- Foner, Eric (2008). Our Lincoln: New Perspectives on Lincoln and His World. W.W. Norton. ISBN 978-0-393-06756-9.
- Manning, Chandra, "The Shifting Terrain of Attitudes toward Abraham Lincoln and Emancipation," Journal of the Abraham Lincoln Association, 34 (Winter 2013), 18–39.
- Smith, Adam I.P. "The 'Cult' of Abraham Lincoln and the Strange Survival of Liberal England in the Era of the World Wars," Twentieth Century British History, (Dec 2010) 21#4 pp 486–509

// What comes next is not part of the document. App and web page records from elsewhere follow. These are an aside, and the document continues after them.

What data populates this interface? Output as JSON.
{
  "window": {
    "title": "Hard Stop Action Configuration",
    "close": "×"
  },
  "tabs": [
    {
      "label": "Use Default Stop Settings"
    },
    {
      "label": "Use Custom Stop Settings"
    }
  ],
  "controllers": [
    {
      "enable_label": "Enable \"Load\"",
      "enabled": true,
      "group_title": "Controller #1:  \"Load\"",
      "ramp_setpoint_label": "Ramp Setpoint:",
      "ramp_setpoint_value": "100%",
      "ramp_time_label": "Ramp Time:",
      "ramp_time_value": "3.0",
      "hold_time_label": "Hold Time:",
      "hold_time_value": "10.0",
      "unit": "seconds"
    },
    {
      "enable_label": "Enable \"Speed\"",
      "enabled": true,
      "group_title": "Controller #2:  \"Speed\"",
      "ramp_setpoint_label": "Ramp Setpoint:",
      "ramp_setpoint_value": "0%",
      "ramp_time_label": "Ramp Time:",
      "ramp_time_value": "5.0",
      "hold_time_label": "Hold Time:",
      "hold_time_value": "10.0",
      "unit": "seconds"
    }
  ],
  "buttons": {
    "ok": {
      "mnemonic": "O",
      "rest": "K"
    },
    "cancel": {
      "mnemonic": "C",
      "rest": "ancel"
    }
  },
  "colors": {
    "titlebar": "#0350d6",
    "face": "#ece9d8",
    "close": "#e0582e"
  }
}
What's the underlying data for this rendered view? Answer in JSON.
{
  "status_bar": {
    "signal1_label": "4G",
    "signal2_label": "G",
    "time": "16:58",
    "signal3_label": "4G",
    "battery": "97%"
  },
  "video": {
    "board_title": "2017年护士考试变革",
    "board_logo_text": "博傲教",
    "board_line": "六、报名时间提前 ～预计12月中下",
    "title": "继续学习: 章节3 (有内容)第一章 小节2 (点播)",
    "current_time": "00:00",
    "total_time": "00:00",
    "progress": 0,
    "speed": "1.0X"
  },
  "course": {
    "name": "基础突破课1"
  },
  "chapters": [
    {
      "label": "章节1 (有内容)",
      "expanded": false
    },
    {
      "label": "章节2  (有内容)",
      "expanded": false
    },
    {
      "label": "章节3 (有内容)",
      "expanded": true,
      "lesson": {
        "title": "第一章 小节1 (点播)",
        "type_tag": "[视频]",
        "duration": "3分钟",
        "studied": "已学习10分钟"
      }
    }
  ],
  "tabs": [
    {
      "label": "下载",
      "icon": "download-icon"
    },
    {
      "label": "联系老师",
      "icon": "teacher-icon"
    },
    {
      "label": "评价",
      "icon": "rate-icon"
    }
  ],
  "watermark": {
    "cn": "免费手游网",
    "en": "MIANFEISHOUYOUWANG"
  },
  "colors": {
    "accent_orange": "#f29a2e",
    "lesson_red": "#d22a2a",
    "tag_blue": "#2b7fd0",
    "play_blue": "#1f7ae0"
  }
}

- Spielberg, Steven; Goodwin, Doris Kearns; Kushner, Tony. "Mr. Lincoln Goes to Hollywood," Smithsonian (2012) 43#7 pp 46–53.
- Burlingame, Michael (2008). Abraham Lincoln: A Life (2 volumes). Johns Hopkins University Press. ISBN 978-0-8018-8993-6.
- Cox, LaWanda (1981). Lincoln and Black Freedom: A Study in Presidential Leadership. University of South Carolina Press. ISBN 978-0-87249-400-8.
- Green, Michael S. Lincoln and the Election of 1860 (Concise Lincoln Library) excerpt and text search
- Holzer, Harold (2008). Lincoln President-Elect: Abraham Lincoln and the Great Secession Winter 1860–1861. Simon and Schuster. ISBN 978-0-7432-8947-4.
- McPherson, James M. (2008). Tried by War: Abraham Lincoln as Commander in Chief. Penguin Press. ISBN 978-1-59420-191-2.
- Miller, Richard Lawrence (2011). Lincoln and His World: The Rise to National Prominence, 1843–1853. McFarland. ISBN 978-0-7864-5928-5., vol 3. of detailed biography
- Neely, Mark E (1984). The Abraham Lincoln Encyclopedia. Da Capo Press. ISBN 978-0-306-80209-6.
- Neely, Mark E (1994). The Last Best Hope of Earth: Abraham Lincoln and the Promise of America. Harvard University Press. ISBN 978-0-674-51125-5.
- Randall, James G. (1945–1955). Lincoln the President (4 volumes). Dodd, Mead. OCLC 4183070.
|Find more about Abraham Lincoln at Wikipedia's sister projects|
|Media from Commons|
|Quotations from Wikiquote|
|Source texts from Wikisource|
- The Collected Works of Abraham Lincoln
- Abraham Lincoln at the Biographical Directory of the United States Congress
- Mr. Lincoln's Virtual Library
- Abraham Lincoln: Original Letters and Manuscripts Shapell Manuscript Foundation
- Poetry written by Abraham Lincoln
- The Abraham Lincoln Presidential Library and Museum Springfield, Illinois
- The Papers of Abraham Lincoln documentary editing project
- US PATNo. 6,469—Manner of Buoying Vessels—A. Lincoln—1849
- National Endowment for the Humanities Spotlight – Abraham Lincoln
- The Abraham Lincoln Bicentennial Foundation
- Lincoln/Net: Abraham Lincoln Historical Digitization Project, Northern Illinois University Libraries
- Abraham Lincoln: A Resource Guide from the Library of Congress
- Abraham Lincoln at C-SPAN's American Presidents: Life Portraits
- C-SPAN's Lincoln 200 Years
- The Alfred Whital Stern Collection of Lincolniana From the Collections at the Library of Congress